This editorial embarrassment went a notch higher, in one of the news reports sent from the venue, for a local broadcast.
There was no sense of shame in including a video conference clip of the winner in the story, given the irony of the TV channel not being able to get a reaction in its own neighbourhood.
You see, it was extremely likely that the World Athletics Awards will feature the Kenyan, and yet no effort seemed to have been made to cover this story from a local angle.
Granted. The awards ceremony could have been a live event, with a recorded insert of the winner giving his acceptance speech.
But there's hardly anything that could have prevented the local crews deployed to Monaco, from pre-taping or pre-interviewing the winner in anticipation, while still in Kenya.
Or is it a case of once beaten, forever shy of taking risks?
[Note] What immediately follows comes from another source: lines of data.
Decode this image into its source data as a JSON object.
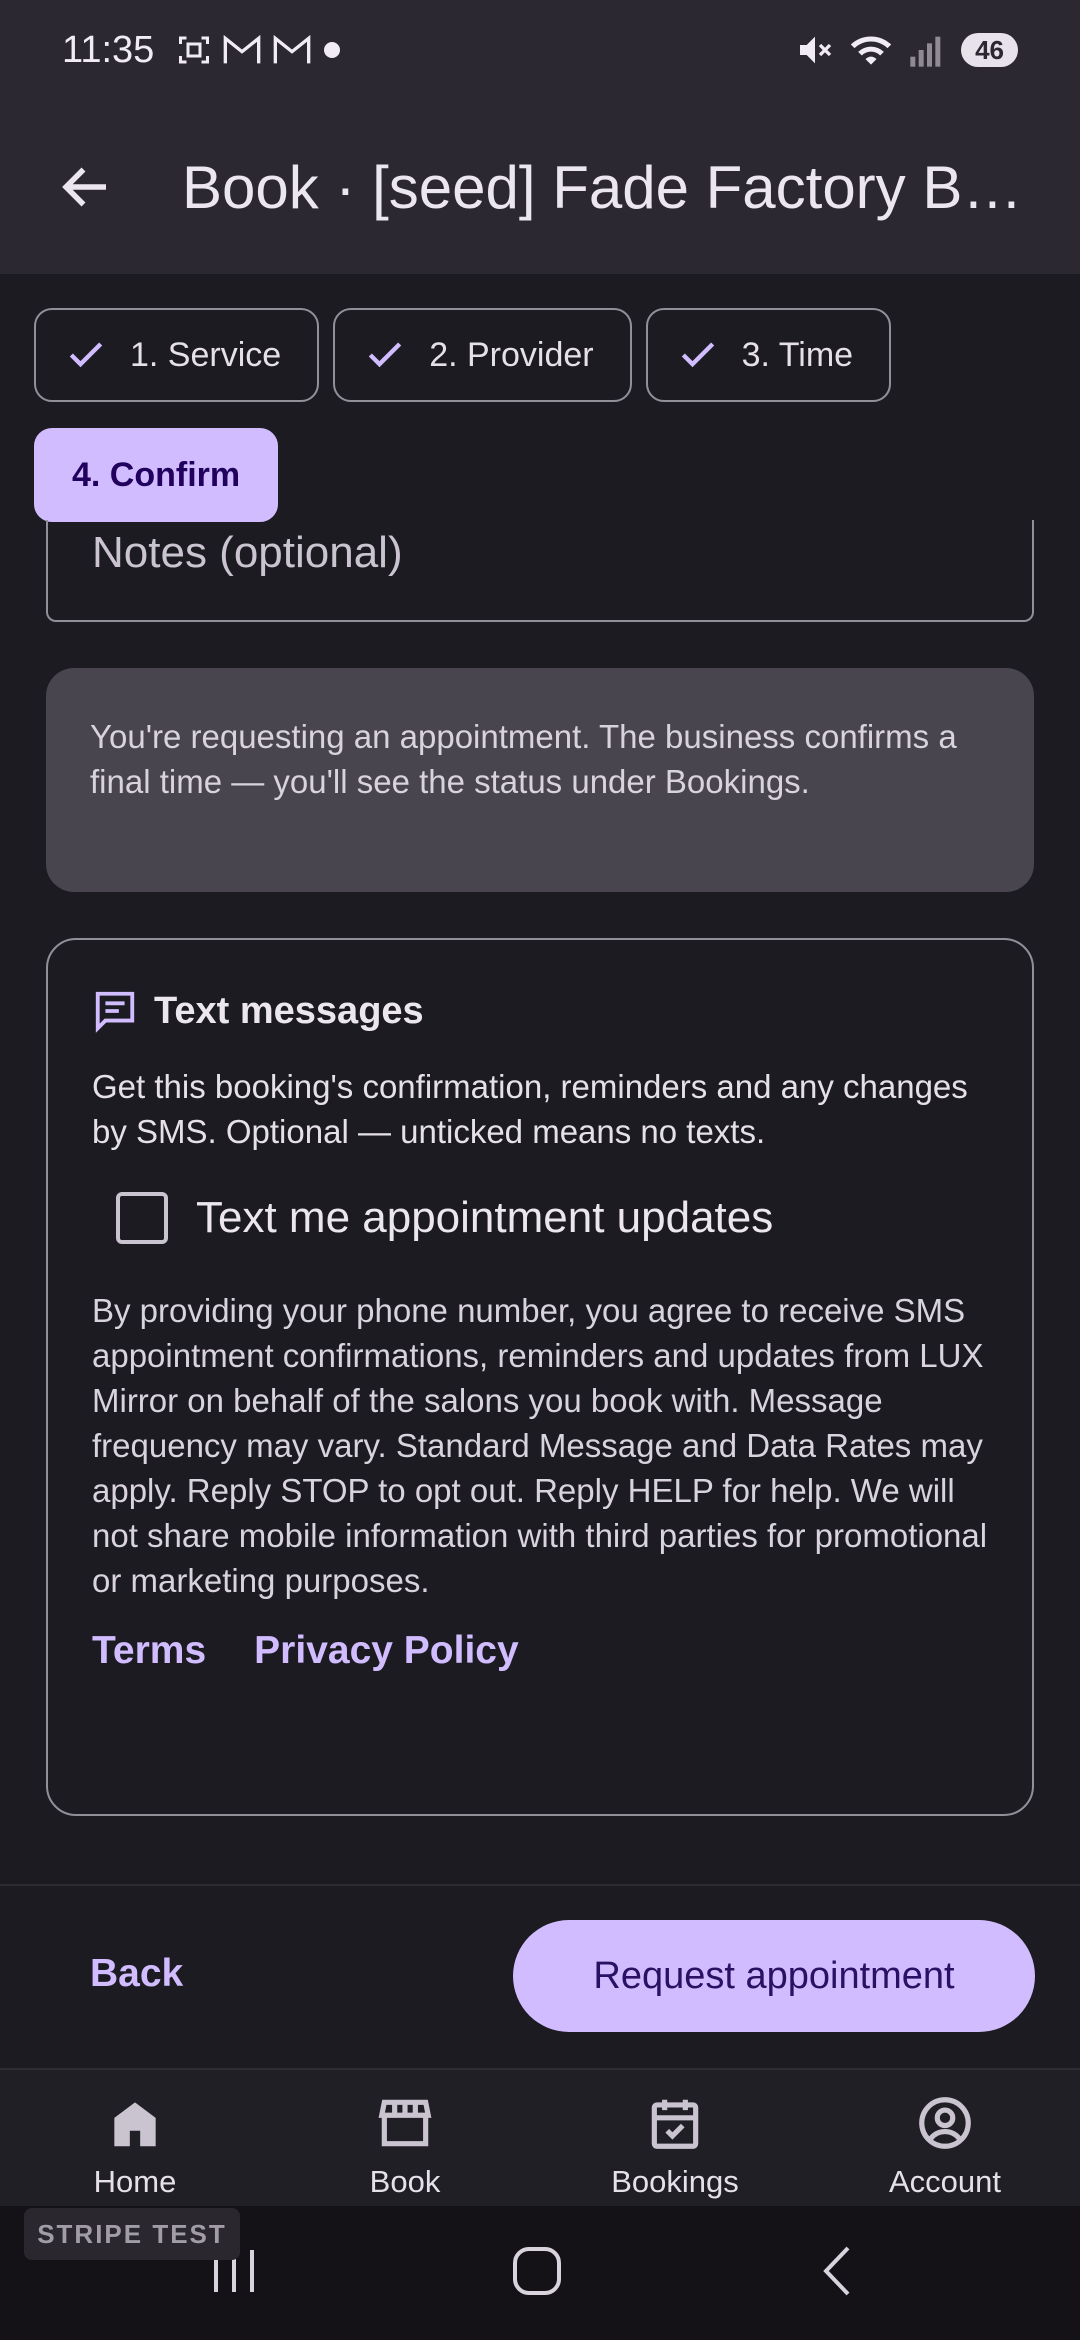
{
  "status_bar": {
    "time": "11:35",
    "battery": "46",
    "icons": [
      "screenshot-icon",
      "gmail-icon",
      "gmail-icon",
      "dot-icon",
      "mute-icon",
      "wifi-icon",
      "signal-icon"
    ]
  },
  "app_bar": {
    "title": "Book · [seed] Fade Factory Bar..."
  },
  "steps": [
    {
      "label": "1. Service",
      "done": true
    },
    {
      "label": "2. Provider",
      "done": true
    },
    {
      "label": "3. Time",
      "done": true
    },
    {
      "label": "4. Confirm",
      "done": false,
      "selected": true
    }
  ],
  "notes": {
    "placeholder": "Notes (optional)"
  },
  "info": {
    "text": "You're requesting an appointment. The business confirms a final time — you'll see the status under Bookings."
  },
  "sms": {
    "title": "Text messages",
    "description": "Get this booking's confirmation, reminders and any changes by SMS. Optional — unticked means no texts.",
    "checkbox_label": "Text me appointment updates",
    "checked": false,
    "legal": "By providing your phone number, you agree to receive SMS appointment confirmations, reminders and updates from LUX Mirror on behalf of the salons you book with. Message frequency may vary. Standard Message and Data Rates may apply. Reply STOP to opt out. Reply HELP for help. We will not share mobile information with third parties for promotional or marketing purposes.",
    "terms_link": "Terms",
    "privacy_link": "Privacy Policy"
  },
  "actions": {
    "back": "Back",
    "request": "Request appointment"
  },
  "bottom_nav": [
    {
      "label": "Home",
      "icon": "home-icon"
    },
    {
      "label": "Book",
      "icon": "storefront-icon"
    },
    {
      "label": "Bookings",
      "icon": "calendar-check-icon"
    },
    {
      "label": "Account",
      "icon": "account-circle-icon"
    }
  ],
  "badge": "STRIPE TEST",
  "colors": {
    "accent": "#d0bcff",
    "background": "#1c1b21",
    "surface": "#2b2831"
  }
}
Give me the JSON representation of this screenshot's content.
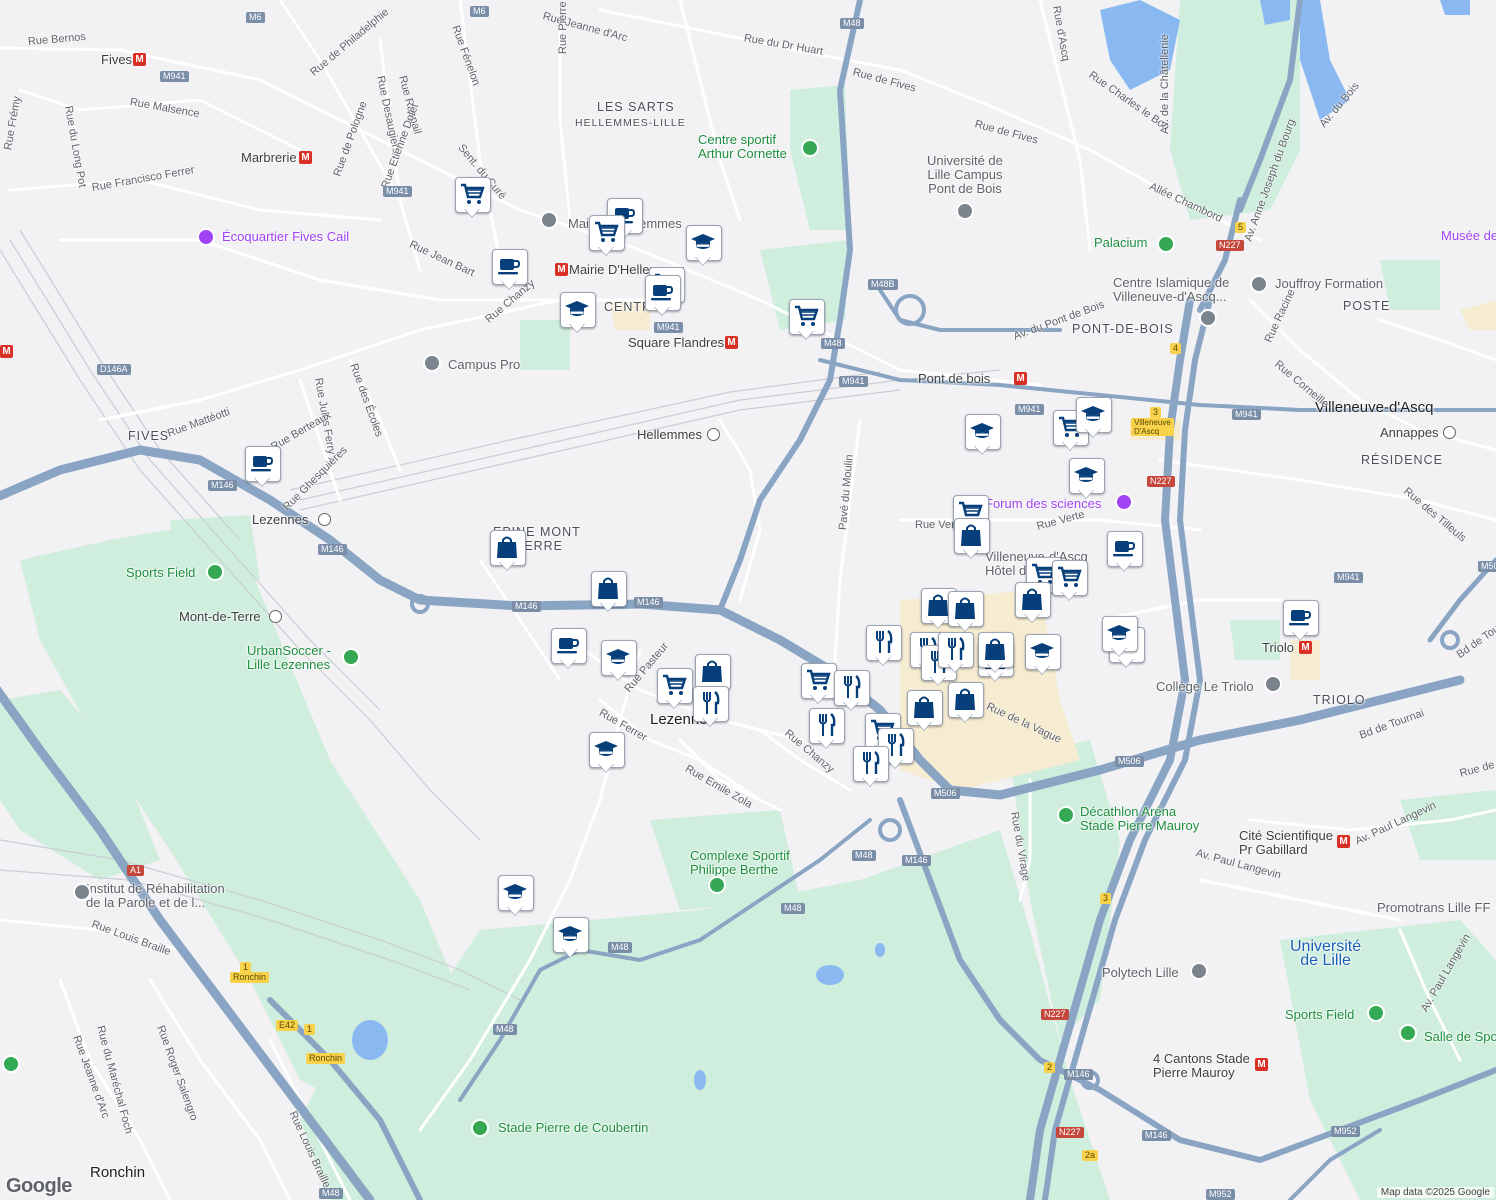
{
  "map": {
    "attribution": "Map data ©2025 Google",
    "logo_text": "Google",
    "colors": {
      "land": "#f2f1f4",
      "park": "#cfeedd",
      "commercial": "#f6ecd2",
      "water": "#8ab9f2",
      "highway": "#8aa4c4",
      "road": "#ffffff",
      "pin": "#063f7a"
    }
  },
  "labels": {
    "area": [
      {
        "id": "les-sarts",
        "text": "LES SARTS"
      },
      {
        "id": "hellemmes-lille",
        "text": "HELLEMMES-LILLE"
      },
      {
        "id": "centre",
        "text": "CENTRE"
      },
      {
        "id": "pont-de-bois",
        "text": "PONT-DE-BOIS"
      },
      {
        "id": "poste",
        "text": "POSTE"
      },
      {
        "id": "residence",
        "text": "RÉSIDENCE"
      },
      {
        "id": "fives-area",
        "text": "FIVES"
      },
      {
        "id": "epine-mont",
        "text": "EPINE MONT"
      },
      {
        "id": "de-terre",
        "text": "DE TERRE"
      },
      {
        "id": "triolo-area",
        "text": "TRIOLO"
      }
    ],
    "cities": [
      {
        "id": "lezennes",
        "text": "Lezennes"
      },
      {
        "id": "ronchin",
        "text": "Ronchin"
      },
      {
        "id": "villeneuve",
        "text": "Villeneuve-d'Ascq"
      },
      {
        "id": "universite",
        "text": "Université\nde Lille"
      }
    ],
    "poi_green": [
      {
        "id": "centre-sportif",
        "text": "Centre sportif\nArthur Cornette"
      },
      {
        "id": "palacium",
        "text": "Palacium"
      },
      {
        "id": "sports-field-1",
        "text": "Sports Field"
      },
      {
        "id": "urbansoccer",
        "text": "UrbanSoccer -\nLille Lezennes"
      },
      {
        "id": "complexe",
        "text": "Complexe Sportif\nPhilippe Berthe"
      },
      {
        "id": "decathlon",
        "text": "Décathlon Aréna\nStade Pierre Mauroy"
      },
      {
        "id": "sports-field-2",
        "text": "Sports Field"
      },
      {
        "id": "salle",
        "text": "Salle de Spo"
      },
      {
        "id": "stade-coubertin",
        "text": "Stade Pierre de Coubertin"
      }
    ],
    "poi_purple": [
      {
        "id": "ecoquartier",
        "text": "Écoquartier Fives Cail"
      },
      {
        "id": "forum",
        "text": "Forum des sciences"
      },
      {
        "id": "musee",
        "text": "Musée de"
      }
    ],
    "poi_gray": [
      {
        "id": "univ-campus",
        "text": "Université de\nLille Campus\nPont de Bois"
      },
      {
        "id": "centre-islamique",
        "text": "Centre Islamique de\nVilleneuve-d'Ascq..."
      },
      {
        "id": "jouffroy",
        "text": "Jouffroy Formation"
      },
      {
        "id": "campus-pro",
        "text": "Campus Pro"
      },
      {
        "id": "college-triolo",
        "text": "Collège Le Triolo"
      },
      {
        "id": "institut",
        "text": "Institut de Réhabilitation\nde la Parole et de l..."
      },
      {
        "id": "polytech",
        "text": "Polytech Lille"
      },
      {
        "id": "promotrans",
        "text": "Promotrans Lille FF"
      },
      {
        "id": "mairie-hellemmes",
        "text": "Mairie d'Hellemmes"
      },
      {
        "id": "hotel-ville",
        "text": "Villeneuve-d'Ascq\nHôtel de Ville"
      }
    ],
    "metro": [
      {
        "id": "fives",
        "text": "Fives"
      },
      {
        "id": "marbrerie",
        "text": "Marbrerie"
      },
      {
        "id": "mairie-hellemmes-m",
        "text": "Mairie D'Hellemmes"
      },
      {
        "id": "square-flandres",
        "text": "Square Flandres"
      },
      {
        "id": "pont-de-bois-m",
        "text": "Pont de bois"
      },
      {
        "id": "triolo",
        "text": "Triolo"
      },
      {
        "id": "cite-scientifique",
        "text": "Cité Scientifique\nPr Gabillard"
      },
      {
        "id": "4-cantons",
        "text": "4 Cantons Stade\nPierre Mauroy"
      }
    ],
    "train": [
      {
        "id": "hellemmes",
        "text": "Hellemmes"
      },
      {
        "id": "lezennes-train",
        "text": "Lezennes"
      },
      {
        "id": "mont-de-terre",
        "text": "Mont-de-Terre"
      },
      {
        "id": "annappes",
        "text": "Annappes"
      }
    ],
    "streets": [
      {
        "id": "s1",
        "text": "Rue Bernos"
      },
      {
        "id": "s2",
        "text": "Rue de Philadelphie"
      },
      {
        "id": "s3",
        "text": "Rue Raspail"
      },
      {
        "id": "s4",
        "text": "Rue Desaugiers"
      },
      {
        "id": "s5",
        "text": "Rue Fénelon"
      },
      {
        "id": "s6",
        "text": "Rue Jeanne d'Arc"
      },
      {
        "id": "s7",
        "text": "Rue Pierre Curie"
      },
      {
        "id": "s8",
        "text": "Rue du Dr Huart"
      },
      {
        "id": "s9",
        "text": "Rue de Fives"
      },
      {
        "id": "s10",
        "text": "Rue de Fives"
      },
      {
        "id": "s11",
        "text": "Rue Charles le Bon"
      },
      {
        "id": "s12",
        "text": "Av. de la Châtellenie"
      },
      {
        "id": "s13",
        "text": "Av. du Bois"
      },
      {
        "id": "s14",
        "text": "Rue Malsence"
      },
      {
        "id": "s15",
        "text": "Rue de Pologne"
      },
      {
        "id": "s16",
        "text": "Rue Etienne Dolet"
      },
      {
        "id": "s17",
        "text": "Sent. du Curé"
      },
      {
        "id": "s18",
        "text": "Rue Frémy"
      },
      {
        "id": "s19",
        "text": "Rue du Long Pot"
      },
      {
        "id": "s20",
        "text": "Rue Francisco Ferrer"
      },
      {
        "id": "s21",
        "text": "Rue Jean Bart"
      },
      {
        "id": "s22",
        "text": "Rue Chanzy"
      },
      {
        "id": "s23",
        "text": "Allée Chambord"
      },
      {
        "id": "s24",
        "text": "Av. Anne Joseph du Bourg"
      },
      {
        "id": "s25",
        "text": "Av. du Pont de Bois"
      },
      {
        "id": "s26",
        "text": "Rue Racine"
      },
      {
        "id": "s27",
        "text": "Rue Corneille"
      },
      {
        "id": "s28",
        "text": "Rue Mattéotti"
      },
      {
        "id": "s29",
        "text": "Rue Jules Ferry"
      },
      {
        "id": "s30",
        "text": "Rue des Écoles"
      },
      {
        "id": "s31",
        "text": "Rue Berteaux"
      },
      {
        "id": "s32",
        "text": "Rue Ghesquières"
      },
      {
        "id": "s33",
        "text": "Pavé du Moulin"
      },
      {
        "id": "s34",
        "text": "Rue Verte"
      },
      {
        "id": "s35",
        "text": "Rue Verte"
      },
      {
        "id": "s36",
        "text": "Rue des Tilleuls"
      },
      {
        "id": "s37",
        "text": "Rue Pasteur"
      },
      {
        "id": "s38",
        "text": "Rue Ferrer"
      },
      {
        "id": "s39",
        "text": "Rue Chanzy"
      },
      {
        "id": "s40",
        "text": "Rue Emile Zola"
      },
      {
        "id": "s41",
        "text": "Bd de Tournai"
      },
      {
        "id": "s42",
        "text": "Bd de Tournai"
      },
      {
        "id": "s43",
        "text": "Rue de la Vague"
      },
      {
        "id": "s44",
        "text": "Rue du Virage"
      },
      {
        "id": "s45",
        "text": "Av. Paul Langevin"
      },
      {
        "id": "s46",
        "text": "Av. Paul Langevin"
      },
      {
        "id": "s47",
        "text": "Av. Paul Langevin"
      },
      {
        "id": "s48",
        "text": "Rue Louis Braille"
      },
      {
        "id": "s49",
        "text": "Rue du Maréchal Foch"
      },
      {
        "id": "s50",
        "text": "Rue Roger Salengro"
      },
      {
        "id": "s51",
        "text": "Rue Jeanne d'Arc"
      },
      {
        "id": "s52",
        "text": "Rue Louis Braille"
      },
      {
        "id": "s53",
        "text": "Rue de"
      },
      {
        "id": "s54",
        "text": "Rue d'Ascq"
      }
    ],
    "shields": [
      {
        "id": "r1",
        "text": "M6"
      },
      {
        "id": "r2",
        "text": "M6"
      },
      {
        "id": "r3",
        "text": "M941"
      },
      {
        "id": "r4",
        "text": "M941"
      },
      {
        "id": "r5",
        "text": "M48"
      },
      {
        "id": "r6",
        "text": "M48B"
      },
      {
        "id": "r7",
        "text": "M48"
      },
      {
        "id": "r8",
        "text": "M941"
      },
      {
        "id": "r9",
        "text": "M941"
      },
      {
        "id": "r10",
        "text": "M941"
      },
      {
        "id": "r11",
        "text": "M941"
      },
      {
        "id": "r12",
        "text": "D146A"
      },
      {
        "id": "r13",
        "text": "M146"
      },
      {
        "id": "r14",
        "text": "M146"
      },
      {
        "id": "r15",
        "text": "M146"
      },
      {
        "id": "r16",
        "text": "M146"
      },
      {
        "id": "r17",
        "text": "M506"
      },
      {
        "id": "r18",
        "text": "M506"
      },
      {
        "id": "r19",
        "text": "M48"
      },
      {
        "id": "r20",
        "text": "M146"
      },
      {
        "id": "r21",
        "text": "M48"
      },
      {
        "id": "r22",
        "text": "M48"
      },
      {
        "id": "r23",
        "text": "M48"
      },
      {
        "id": "r24",
        "text": "M48"
      },
      {
        "id": "r25",
        "text": "M146"
      },
      {
        "id": "r26",
        "text": "M146"
      },
      {
        "id": "r27",
        "text": "M952"
      },
      {
        "id": "r28",
        "text": "M952"
      },
      {
        "id": "r29",
        "text": "M941"
      },
      {
        "id": "r30",
        "text": "M50"
      },
      {
        "id": "r31",
        "text": "A1"
      },
      {
        "id": "r32",
        "text": "E42"
      },
      {
        "id": "r33",
        "text": "N227"
      },
      {
        "id": "r34",
        "text": "N227"
      },
      {
        "id": "r35",
        "text": "N227"
      },
      {
        "id": "r36",
        "text": "N227"
      },
      {
        "id": "r37",
        "text": "5"
      },
      {
        "id": "r38",
        "text": "4"
      },
      {
        "id": "r39",
        "text": "3"
      },
      {
        "id": "r40",
        "text": "3"
      },
      {
        "id": "r41",
        "text": "2"
      },
      {
        "id": "r42",
        "text": "2a"
      },
      {
        "id": "r43",
        "text": "1"
      },
      {
        "id": "r44",
        "text": "1"
      },
      {
        "id": "r45",
        "text": "Villeneuve\nD'Ascq"
      },
      {
        "id": "r46",
        "text": "Ronchin"
      },
      {
        "id": "r47",
        "text": "Ronchin"
      }
    ]
  },
  "markers": [
    {
      "icon": "cart"
    },
    {
      "icon": "coffee"
    },
    {
      "icon": "cart"
    },
    {
      "icon": "school"
    },
    {
      "icon": "coffee"
    },
    {
      "icon": "cart"
    },
    {
      "icon": "coffee"
    },
    {
      "icon": "school"
    },
    {
      "icon": "cart"
    },
    {
      "icon": "coffee"
    },
    {
      "icon": "bag"
    },
    {
      "icon": "bag"
    },
    {
      "icon": "coffee"
    },
    {
      "icon": "school"
    },
    {
      "icon": "cart"
    },
    {
      "icon": "bag"
    },
    {
      "icon": "fork"
    },
    {
      "icon": "school"
    },
    {
      "icon": "school"
    },
    {
      "icon": "school"
    },
    {
      "icon": "school"
    },
    {
      "icon": "cart"
    },
    {
      "icon": "school"
    },
    {
      "icon": "school"
    },
    {
      "icon": "cart"
    },
    {
      "icon": "bag"
    },
    {
      "icon": "coffee"
    },
    {
      "icon": "cart"
    },
    {
      "icon": "cart"
    },
    {
      "icon": "bag"
    },
    {
      "icon": "bag"
    },
    {
      "icon": "bag"
    },
    {
      "icon": "fork"
    },
    {
      "icon": "fork"
    },
    {
      "icon": "fork"
    },
    {
      "icon": "bag"
    },
    {
      "icon": "bag"
    },
    {
      "icon": "school"
    },
    {
      "icon": "school"
    },
    {
      "icon": "coffee"
    },
    {
      "icon": "cart"
    },
    {
      "icon": "fork"
    },
    {
      "icon": "fork"
    },
    {
      "icon": "cart"
    },
    {
      "icon": "fork"
    },
    {
      "icon": "fork"
    },
    {
      "icon": "bag"
    },
    {
      "icon": "bag"
    },
    {
      "icon": "fork"
    },
    {
      "icon": "school"
    }
  ]
}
I do recall a nightmare scenario about 8 years ago, highlighted here, when one of the sports journalists dispatched to the recent awards ceremony, had an article published, proclaiming what he felt was a sure bet winner.
The only problem then, was that the organisers named somebody else, leading to one of the most glaring yet 'unreported' media contradictions.
One full blown article with the wrong 'winner' got copious prominence, while in the sports section of the same newspaper, another story by the same writer, got the facts right.
Yikes! Just don't do it.